§ **REQUIRED WORK**:
Throughout the records below, find each line holding "Windows" and copy it.

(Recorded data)
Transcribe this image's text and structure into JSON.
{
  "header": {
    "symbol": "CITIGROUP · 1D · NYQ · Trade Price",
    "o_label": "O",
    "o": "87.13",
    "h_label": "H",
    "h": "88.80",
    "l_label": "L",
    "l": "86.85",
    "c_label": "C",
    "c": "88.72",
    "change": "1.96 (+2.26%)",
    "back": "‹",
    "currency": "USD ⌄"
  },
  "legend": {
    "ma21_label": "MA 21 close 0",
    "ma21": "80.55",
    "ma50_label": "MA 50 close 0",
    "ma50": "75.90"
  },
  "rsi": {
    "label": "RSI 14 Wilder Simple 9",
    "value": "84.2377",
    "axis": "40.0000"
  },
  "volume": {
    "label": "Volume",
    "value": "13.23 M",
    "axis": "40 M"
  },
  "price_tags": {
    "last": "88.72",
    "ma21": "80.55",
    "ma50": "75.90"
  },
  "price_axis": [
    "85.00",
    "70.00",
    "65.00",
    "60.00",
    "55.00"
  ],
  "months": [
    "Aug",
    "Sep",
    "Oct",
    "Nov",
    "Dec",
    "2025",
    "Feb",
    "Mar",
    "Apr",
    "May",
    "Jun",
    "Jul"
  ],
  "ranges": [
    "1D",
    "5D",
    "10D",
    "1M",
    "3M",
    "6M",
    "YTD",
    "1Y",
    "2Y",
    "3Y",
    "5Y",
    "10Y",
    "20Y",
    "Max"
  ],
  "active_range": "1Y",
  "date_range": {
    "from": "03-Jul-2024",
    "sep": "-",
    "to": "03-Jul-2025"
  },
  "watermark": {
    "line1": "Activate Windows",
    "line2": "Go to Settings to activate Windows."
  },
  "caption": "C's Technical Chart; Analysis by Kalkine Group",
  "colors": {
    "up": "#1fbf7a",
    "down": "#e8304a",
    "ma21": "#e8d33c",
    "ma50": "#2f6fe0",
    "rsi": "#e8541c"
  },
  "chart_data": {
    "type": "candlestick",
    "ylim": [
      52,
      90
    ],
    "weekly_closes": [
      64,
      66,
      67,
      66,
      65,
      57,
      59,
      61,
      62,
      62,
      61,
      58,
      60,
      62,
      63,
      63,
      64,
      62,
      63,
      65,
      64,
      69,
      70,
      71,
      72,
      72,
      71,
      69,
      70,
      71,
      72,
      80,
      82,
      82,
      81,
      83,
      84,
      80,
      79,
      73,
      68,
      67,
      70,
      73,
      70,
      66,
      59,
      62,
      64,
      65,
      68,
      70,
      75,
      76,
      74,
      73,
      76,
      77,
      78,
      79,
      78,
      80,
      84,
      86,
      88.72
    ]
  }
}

§ **SOLUTION FOR THIS TASK**:
    "line1": "Activate Windows",
    "line2": "Go to Settings to activate Windows."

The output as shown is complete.